> _MATERIAL FOR THIS TASK_

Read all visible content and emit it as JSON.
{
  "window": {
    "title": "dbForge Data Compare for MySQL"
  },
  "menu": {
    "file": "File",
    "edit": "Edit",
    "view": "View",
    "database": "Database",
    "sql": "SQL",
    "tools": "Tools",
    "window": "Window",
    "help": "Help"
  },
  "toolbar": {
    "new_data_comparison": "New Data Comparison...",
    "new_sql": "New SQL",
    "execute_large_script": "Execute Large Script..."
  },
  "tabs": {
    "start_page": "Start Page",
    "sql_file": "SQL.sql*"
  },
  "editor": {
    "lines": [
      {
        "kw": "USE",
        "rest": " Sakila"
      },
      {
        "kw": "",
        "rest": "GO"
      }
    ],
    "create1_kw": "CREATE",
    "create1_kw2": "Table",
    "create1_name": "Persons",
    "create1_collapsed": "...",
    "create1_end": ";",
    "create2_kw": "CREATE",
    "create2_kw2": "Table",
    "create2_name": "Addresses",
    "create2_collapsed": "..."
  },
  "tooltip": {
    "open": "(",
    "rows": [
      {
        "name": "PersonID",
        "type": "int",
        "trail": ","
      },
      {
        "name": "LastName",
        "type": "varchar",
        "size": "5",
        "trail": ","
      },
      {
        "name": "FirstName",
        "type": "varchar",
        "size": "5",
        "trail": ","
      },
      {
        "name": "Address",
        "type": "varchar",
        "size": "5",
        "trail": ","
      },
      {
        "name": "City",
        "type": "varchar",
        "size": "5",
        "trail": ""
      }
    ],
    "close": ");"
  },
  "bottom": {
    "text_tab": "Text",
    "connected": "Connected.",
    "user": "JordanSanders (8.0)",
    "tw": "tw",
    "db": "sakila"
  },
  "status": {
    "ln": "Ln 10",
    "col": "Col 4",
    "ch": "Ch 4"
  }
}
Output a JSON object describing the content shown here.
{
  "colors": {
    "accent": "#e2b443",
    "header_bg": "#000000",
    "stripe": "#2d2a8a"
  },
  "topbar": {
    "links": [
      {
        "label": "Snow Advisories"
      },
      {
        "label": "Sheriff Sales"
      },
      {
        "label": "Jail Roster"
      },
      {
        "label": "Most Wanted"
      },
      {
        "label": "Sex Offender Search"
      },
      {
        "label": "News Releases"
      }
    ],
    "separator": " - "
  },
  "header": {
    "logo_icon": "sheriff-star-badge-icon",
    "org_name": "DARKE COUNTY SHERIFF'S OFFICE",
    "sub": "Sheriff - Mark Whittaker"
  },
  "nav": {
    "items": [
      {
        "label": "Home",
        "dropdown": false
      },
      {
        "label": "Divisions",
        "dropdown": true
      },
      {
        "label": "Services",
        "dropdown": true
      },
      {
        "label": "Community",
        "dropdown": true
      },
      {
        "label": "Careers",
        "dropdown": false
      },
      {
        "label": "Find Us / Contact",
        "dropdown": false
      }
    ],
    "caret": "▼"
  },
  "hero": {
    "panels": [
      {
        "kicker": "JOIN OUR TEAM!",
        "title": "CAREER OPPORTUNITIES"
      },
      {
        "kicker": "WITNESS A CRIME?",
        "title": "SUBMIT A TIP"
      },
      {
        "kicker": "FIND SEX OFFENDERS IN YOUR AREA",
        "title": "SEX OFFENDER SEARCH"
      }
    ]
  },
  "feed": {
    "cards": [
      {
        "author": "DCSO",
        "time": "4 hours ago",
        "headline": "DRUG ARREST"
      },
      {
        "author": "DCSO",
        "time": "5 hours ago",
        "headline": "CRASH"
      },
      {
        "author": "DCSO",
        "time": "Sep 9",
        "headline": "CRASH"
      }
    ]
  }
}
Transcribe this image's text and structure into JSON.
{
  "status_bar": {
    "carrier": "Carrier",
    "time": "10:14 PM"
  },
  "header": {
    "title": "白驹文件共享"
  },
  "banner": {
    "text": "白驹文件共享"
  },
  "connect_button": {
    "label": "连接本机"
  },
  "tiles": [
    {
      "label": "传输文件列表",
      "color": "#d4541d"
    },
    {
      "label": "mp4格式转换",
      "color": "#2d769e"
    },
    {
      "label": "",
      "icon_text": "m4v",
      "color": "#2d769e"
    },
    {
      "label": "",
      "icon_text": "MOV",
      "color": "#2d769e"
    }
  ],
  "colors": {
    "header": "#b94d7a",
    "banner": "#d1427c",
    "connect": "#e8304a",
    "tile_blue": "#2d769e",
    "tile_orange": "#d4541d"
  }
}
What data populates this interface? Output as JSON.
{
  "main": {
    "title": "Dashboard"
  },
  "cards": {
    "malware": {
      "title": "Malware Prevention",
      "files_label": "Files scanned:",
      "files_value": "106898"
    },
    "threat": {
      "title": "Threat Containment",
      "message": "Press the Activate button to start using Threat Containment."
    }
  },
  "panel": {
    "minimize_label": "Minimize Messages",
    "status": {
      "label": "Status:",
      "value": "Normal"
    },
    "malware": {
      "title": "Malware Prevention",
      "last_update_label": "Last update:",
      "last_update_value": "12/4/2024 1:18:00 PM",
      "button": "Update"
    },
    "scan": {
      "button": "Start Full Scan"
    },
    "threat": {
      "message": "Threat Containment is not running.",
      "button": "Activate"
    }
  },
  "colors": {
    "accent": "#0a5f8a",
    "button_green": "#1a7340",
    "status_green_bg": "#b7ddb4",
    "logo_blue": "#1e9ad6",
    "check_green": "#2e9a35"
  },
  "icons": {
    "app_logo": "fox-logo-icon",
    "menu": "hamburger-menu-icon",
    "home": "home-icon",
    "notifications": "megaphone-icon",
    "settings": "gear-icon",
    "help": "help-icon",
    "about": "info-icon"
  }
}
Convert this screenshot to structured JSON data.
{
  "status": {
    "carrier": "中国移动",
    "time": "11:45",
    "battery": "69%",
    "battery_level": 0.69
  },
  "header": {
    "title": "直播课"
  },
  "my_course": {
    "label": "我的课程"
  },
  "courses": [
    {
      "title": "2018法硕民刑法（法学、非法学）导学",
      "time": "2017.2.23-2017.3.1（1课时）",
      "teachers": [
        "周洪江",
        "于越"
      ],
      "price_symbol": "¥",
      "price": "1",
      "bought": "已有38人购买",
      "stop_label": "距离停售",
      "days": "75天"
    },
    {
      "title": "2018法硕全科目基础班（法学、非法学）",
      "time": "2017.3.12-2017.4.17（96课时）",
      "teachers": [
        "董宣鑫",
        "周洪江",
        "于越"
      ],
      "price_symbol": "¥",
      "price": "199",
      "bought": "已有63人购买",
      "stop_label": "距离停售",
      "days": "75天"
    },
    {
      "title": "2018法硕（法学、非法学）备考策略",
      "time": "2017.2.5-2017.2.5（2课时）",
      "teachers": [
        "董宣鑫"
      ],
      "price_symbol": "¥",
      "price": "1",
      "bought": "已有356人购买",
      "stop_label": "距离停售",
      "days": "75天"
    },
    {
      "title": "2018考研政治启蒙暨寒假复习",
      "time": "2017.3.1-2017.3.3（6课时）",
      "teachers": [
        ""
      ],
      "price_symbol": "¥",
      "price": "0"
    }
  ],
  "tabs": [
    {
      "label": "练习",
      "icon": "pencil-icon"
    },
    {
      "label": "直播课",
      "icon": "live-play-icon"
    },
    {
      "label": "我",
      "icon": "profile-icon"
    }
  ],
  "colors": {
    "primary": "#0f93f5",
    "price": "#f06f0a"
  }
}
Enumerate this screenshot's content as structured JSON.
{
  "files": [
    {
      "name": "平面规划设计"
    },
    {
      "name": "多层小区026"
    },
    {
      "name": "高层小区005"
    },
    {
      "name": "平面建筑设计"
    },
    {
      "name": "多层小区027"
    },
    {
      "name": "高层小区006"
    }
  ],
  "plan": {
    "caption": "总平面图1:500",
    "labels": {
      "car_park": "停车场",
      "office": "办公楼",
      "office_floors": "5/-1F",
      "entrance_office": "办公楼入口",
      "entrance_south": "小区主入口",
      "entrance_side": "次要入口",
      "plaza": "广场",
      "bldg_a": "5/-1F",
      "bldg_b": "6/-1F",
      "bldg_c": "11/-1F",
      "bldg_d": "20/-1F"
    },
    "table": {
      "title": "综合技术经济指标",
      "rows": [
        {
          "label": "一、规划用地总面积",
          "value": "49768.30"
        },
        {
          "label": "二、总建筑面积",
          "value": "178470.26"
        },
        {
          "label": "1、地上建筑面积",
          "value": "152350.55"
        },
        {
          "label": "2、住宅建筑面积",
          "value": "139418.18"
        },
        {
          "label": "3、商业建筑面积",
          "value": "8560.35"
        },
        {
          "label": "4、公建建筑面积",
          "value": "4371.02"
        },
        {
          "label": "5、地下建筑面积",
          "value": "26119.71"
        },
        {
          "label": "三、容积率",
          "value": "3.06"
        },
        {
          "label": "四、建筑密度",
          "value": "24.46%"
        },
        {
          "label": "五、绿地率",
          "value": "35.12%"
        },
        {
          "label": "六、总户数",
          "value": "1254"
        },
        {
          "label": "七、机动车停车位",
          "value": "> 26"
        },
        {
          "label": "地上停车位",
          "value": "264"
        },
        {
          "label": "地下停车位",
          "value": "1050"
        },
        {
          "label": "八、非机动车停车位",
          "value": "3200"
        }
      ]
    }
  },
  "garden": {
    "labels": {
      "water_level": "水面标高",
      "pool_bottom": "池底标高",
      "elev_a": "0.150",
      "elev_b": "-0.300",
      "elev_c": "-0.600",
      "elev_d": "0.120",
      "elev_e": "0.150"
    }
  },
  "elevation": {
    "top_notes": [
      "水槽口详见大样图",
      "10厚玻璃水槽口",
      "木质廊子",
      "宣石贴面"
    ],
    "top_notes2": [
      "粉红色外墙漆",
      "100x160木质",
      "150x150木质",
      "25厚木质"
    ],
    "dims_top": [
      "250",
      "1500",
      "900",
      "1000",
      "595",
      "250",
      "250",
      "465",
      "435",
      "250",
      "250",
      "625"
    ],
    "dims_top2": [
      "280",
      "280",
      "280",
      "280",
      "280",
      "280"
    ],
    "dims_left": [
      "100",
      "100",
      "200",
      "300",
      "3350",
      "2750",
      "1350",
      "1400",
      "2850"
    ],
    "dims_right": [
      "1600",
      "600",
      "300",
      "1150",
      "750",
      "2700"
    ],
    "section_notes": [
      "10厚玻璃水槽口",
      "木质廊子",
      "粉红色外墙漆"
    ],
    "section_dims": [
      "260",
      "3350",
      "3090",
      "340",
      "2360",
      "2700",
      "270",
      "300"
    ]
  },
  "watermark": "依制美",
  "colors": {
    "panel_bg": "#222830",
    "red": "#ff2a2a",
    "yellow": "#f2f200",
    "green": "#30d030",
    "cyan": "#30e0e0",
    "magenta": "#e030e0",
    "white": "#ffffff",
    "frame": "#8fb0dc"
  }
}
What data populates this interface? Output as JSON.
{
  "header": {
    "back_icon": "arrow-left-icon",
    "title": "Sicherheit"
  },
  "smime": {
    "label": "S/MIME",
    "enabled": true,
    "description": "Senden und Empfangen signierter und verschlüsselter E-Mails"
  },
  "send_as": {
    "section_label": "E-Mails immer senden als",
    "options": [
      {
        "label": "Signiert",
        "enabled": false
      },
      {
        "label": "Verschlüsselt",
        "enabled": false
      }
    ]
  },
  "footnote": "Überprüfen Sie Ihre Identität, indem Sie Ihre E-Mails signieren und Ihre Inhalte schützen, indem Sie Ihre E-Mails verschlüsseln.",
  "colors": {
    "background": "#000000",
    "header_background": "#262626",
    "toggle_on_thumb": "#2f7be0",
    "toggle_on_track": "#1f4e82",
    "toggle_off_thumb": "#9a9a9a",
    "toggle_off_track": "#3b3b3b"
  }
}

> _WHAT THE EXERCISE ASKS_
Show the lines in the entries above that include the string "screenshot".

> _RESULT OF THIS EXERCISE_
Convert this screenshot to structured JSON data.
Enumerate this screenshot's content as structured JSON.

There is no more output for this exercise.